VRM in the States: Connecticut
Connecticut approved automatic voter registration administratively in May 2016 and began implementation in August. When eligible citizens interact with the DMV, their information is transferred electronically to election officials, who register all those who do not opt out of registration at the DMV. This built on legislative efforts to pass automatic registration in the state. On March 7, the Brennan Center submitted oral and written testimony before the Joint Committee on Government Administration and Elections in support of the bill. Learn more about automatic registration here.
This effort is part of a trend of state governments advancing automatic registration. In March 2015, Oregon became the first state to pass a law to automatically register eligible citizens when they interact with the DMV. California, Vermont, West Virginia, and Alaska all followed, authorizing automatic registration between 2015 and 2016.
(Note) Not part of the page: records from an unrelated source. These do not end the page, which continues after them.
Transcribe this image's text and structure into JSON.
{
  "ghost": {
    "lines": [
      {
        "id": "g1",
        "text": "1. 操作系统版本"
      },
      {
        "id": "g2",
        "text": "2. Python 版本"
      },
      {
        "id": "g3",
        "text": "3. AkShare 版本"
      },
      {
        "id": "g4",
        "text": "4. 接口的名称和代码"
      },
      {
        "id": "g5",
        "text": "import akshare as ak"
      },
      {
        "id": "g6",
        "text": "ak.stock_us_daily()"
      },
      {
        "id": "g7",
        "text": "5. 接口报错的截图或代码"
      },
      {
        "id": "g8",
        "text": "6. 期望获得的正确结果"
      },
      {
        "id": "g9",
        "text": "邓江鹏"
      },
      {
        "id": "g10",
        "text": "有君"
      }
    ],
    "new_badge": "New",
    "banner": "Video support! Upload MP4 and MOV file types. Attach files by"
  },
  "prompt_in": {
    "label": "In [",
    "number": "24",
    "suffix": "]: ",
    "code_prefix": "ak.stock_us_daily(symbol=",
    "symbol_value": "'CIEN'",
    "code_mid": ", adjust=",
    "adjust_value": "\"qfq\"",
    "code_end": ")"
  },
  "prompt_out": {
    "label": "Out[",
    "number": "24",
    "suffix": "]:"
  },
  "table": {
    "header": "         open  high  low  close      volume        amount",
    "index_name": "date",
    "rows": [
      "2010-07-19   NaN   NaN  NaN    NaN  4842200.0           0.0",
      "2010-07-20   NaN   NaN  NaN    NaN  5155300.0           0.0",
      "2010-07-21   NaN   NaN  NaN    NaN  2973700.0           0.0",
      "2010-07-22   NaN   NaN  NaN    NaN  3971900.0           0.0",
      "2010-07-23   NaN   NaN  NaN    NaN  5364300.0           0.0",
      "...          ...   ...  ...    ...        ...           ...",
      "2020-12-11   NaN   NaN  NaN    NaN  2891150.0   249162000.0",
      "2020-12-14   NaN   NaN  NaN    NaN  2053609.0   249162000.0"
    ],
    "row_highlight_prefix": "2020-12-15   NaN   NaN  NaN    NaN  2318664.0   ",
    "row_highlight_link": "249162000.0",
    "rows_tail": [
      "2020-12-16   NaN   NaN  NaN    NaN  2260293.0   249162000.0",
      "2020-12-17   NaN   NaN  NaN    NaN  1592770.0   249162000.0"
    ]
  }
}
Prior Advances in Voter Registration Modernization
This reform builds on Connecticut’s existing voter registration modernization efforts:
- Online Voter Registration: Connecticut launched online voter registration through the Secretary of State’s office in 2014. Eligible citizens with a state driver’s license or non-driver ID can use the system to register to vote and update their registration information.
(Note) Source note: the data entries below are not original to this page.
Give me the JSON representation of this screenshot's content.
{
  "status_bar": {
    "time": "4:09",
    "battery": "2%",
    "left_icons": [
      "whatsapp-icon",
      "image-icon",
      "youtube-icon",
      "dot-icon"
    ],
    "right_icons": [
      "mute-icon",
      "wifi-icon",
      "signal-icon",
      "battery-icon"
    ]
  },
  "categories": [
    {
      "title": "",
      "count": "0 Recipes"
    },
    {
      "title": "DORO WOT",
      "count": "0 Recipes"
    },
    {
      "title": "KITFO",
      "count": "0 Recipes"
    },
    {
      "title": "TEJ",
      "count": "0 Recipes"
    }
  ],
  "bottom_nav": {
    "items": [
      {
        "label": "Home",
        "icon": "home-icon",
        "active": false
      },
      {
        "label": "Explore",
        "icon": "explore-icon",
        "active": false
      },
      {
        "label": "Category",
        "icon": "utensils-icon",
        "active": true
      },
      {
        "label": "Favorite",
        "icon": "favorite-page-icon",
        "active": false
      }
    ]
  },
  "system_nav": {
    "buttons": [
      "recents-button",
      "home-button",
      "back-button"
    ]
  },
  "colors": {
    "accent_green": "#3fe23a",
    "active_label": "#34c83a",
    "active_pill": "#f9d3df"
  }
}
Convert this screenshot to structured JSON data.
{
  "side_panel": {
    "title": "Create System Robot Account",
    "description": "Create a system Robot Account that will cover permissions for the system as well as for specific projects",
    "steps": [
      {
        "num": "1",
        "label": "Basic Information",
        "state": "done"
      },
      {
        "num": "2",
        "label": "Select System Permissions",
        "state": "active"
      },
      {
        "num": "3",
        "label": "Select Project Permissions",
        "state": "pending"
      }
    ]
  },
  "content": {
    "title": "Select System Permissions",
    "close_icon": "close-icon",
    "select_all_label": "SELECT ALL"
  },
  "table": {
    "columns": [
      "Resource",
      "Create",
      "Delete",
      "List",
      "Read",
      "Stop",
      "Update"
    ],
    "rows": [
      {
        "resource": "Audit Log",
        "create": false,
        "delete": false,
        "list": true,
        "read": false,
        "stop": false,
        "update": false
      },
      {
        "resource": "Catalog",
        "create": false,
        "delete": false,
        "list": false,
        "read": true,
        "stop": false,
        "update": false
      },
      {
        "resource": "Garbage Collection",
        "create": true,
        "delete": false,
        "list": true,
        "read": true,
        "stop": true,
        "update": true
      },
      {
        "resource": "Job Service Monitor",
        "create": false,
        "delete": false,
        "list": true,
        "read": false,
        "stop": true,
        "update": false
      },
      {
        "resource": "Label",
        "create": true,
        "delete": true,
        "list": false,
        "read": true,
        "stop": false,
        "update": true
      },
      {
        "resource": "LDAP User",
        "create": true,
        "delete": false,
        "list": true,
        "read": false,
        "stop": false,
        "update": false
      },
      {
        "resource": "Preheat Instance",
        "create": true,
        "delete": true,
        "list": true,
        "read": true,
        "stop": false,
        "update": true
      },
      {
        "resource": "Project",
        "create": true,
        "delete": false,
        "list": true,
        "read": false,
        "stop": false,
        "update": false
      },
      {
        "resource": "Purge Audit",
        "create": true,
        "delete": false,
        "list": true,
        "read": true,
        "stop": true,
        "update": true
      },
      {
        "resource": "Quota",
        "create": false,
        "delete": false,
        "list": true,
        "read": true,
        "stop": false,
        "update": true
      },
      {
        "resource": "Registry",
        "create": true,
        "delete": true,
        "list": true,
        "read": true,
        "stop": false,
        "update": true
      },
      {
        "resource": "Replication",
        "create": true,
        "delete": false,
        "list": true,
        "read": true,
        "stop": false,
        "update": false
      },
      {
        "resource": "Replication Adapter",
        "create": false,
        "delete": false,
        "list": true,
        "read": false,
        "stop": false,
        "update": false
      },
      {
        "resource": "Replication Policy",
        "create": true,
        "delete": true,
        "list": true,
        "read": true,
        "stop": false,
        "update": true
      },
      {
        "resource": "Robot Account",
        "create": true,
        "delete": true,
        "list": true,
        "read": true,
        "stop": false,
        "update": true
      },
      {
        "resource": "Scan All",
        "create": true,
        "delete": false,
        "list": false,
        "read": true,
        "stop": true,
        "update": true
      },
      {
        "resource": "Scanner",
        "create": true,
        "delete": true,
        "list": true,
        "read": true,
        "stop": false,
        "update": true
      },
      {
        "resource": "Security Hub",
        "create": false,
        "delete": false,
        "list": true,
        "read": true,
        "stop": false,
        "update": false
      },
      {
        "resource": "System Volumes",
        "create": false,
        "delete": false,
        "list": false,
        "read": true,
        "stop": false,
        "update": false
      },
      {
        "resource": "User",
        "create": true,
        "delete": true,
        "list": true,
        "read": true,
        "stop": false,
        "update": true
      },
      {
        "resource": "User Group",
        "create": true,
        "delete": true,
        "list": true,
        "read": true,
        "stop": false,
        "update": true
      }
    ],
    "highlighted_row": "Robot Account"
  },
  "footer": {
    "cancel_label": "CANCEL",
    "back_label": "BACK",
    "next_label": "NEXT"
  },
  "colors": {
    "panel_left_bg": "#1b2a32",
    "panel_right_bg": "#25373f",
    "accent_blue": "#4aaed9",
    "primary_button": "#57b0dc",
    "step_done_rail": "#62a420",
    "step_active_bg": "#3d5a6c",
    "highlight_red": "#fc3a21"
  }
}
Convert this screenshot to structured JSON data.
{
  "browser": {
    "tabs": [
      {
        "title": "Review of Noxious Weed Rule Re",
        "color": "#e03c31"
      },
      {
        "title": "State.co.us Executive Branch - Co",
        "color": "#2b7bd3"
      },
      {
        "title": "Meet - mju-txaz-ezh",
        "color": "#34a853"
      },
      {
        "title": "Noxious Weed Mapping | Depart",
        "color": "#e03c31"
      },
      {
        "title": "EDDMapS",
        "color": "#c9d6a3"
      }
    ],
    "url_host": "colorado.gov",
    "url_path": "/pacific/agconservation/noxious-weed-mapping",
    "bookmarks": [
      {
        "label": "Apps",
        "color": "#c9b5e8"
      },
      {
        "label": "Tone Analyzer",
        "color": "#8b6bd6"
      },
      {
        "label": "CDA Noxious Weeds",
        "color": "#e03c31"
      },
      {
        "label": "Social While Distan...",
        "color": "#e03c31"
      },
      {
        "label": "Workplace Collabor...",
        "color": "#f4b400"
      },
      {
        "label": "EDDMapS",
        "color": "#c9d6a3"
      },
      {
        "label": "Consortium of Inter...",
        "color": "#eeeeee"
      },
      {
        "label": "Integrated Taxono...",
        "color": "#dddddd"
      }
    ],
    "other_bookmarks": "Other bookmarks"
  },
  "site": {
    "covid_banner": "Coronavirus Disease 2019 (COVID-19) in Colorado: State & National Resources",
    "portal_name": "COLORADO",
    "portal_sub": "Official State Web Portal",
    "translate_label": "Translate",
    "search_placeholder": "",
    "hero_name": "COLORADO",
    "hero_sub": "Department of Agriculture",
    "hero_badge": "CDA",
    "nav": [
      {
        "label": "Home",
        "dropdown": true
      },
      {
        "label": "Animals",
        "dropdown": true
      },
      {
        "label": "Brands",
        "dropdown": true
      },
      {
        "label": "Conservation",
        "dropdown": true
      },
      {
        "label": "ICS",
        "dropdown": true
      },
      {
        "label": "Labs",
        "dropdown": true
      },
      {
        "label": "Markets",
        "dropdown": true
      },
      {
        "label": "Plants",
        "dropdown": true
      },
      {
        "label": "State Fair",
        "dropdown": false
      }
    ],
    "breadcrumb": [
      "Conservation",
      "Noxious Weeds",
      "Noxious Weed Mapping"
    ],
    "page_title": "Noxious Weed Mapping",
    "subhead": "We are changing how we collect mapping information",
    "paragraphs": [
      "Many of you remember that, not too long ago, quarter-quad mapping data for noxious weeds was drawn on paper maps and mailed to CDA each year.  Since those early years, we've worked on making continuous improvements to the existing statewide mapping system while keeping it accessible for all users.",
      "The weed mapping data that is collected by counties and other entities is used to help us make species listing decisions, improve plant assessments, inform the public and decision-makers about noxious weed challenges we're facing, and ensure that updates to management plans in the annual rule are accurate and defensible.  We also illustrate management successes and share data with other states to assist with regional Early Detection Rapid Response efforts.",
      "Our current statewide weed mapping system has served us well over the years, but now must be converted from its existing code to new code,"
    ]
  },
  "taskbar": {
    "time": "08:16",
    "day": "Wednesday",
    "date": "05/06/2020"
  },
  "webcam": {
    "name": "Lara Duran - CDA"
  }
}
- Election Day Registration: Connecticut implemented Election Day registration in 2013. For general elections, voters can register in person at certain designated locations on Election Day.
- Portability: Registered voters who move to a new town within the state without updating their registration can, on Election Day, re-register at a designated location and then cast a regular ballot at their new polling place. Registered voters who move within the same town can affirm their new address at their polling place and cast a regular ballot.
- Electronic Pollbooks: Connecticut began implementing electronic pollbooks in 2015.
Gains from Voter Registration Modernization in Connecticut
The steps Connecticut has taken thus far have yielded increases in voter registration, and the state expects financial benefits. For example:
- During a March 2015 interview with Brennan Center staff, Connecticut election officials reported they expect to save money from online voter registration by printing fewer paper application forms and hiring fewer personnel to process applications.
- Connecticut implemented online registration at a cost of approximately $330,000.
- In the first two months of online voter registration, the Secretary of State’s office received 24,300 new voter registration applications and 4,500 updates to existing registrations.